_YOUR TASK_
Where the records below show the word "computer" in a line, please copy that line.
=== GIVEN ENTRIES ===
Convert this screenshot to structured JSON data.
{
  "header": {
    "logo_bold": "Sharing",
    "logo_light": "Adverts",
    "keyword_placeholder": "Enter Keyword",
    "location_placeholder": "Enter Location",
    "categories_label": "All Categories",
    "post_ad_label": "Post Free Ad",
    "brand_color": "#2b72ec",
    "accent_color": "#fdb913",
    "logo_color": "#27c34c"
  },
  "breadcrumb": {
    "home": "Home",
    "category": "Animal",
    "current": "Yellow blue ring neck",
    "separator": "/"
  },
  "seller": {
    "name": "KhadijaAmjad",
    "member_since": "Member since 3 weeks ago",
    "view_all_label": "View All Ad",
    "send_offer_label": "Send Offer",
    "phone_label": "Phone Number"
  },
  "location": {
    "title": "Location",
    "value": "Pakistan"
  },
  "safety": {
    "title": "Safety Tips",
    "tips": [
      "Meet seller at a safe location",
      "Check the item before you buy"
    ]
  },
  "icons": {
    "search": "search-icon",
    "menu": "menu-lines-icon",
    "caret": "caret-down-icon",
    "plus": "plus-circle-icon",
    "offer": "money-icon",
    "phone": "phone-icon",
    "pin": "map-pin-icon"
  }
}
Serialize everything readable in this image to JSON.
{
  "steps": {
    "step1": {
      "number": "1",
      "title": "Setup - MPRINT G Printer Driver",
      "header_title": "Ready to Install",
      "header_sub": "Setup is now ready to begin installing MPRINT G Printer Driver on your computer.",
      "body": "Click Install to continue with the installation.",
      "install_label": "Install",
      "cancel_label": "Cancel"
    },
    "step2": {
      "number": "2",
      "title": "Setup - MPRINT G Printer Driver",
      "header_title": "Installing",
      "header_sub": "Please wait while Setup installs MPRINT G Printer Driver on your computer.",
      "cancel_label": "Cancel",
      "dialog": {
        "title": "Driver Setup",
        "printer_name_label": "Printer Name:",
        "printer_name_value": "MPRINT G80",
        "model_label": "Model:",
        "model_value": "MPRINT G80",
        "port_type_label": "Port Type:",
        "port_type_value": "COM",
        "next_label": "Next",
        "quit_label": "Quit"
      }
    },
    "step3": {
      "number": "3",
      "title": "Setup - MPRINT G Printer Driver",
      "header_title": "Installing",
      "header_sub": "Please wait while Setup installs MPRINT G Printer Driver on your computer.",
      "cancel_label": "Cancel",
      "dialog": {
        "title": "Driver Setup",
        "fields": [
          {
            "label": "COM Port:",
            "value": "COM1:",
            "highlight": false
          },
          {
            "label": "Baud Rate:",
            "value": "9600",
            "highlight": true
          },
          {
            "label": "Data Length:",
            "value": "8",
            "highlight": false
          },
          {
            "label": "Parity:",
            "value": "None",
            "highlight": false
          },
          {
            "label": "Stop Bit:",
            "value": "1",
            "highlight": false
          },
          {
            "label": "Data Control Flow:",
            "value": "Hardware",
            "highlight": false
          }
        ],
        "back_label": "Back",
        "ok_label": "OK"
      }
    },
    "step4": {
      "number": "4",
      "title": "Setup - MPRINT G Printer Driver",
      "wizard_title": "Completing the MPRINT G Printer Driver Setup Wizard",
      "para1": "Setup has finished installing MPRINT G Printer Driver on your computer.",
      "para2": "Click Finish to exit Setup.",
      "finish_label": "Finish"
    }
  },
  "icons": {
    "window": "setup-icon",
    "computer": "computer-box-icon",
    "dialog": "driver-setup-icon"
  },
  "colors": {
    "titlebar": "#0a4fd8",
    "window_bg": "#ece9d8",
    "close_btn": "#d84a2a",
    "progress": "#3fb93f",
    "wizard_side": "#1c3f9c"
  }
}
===
_RESPONSE TO THE TASK_
      "header_sub": "Setup is now ready to begin installing MPRINT G Printer Driver on your computer.",
      "header_sub": "Please wait while Setup installs MPRINT G Printer Driver on your computer.",
      "header_sub": "Please wait while Setup installs MPRINT G Printer Driver on your computer.",
      "para1": "Setup has finished installing MPRINT G Printer Driver on your computer.",
    "computer": "computer-box-icon",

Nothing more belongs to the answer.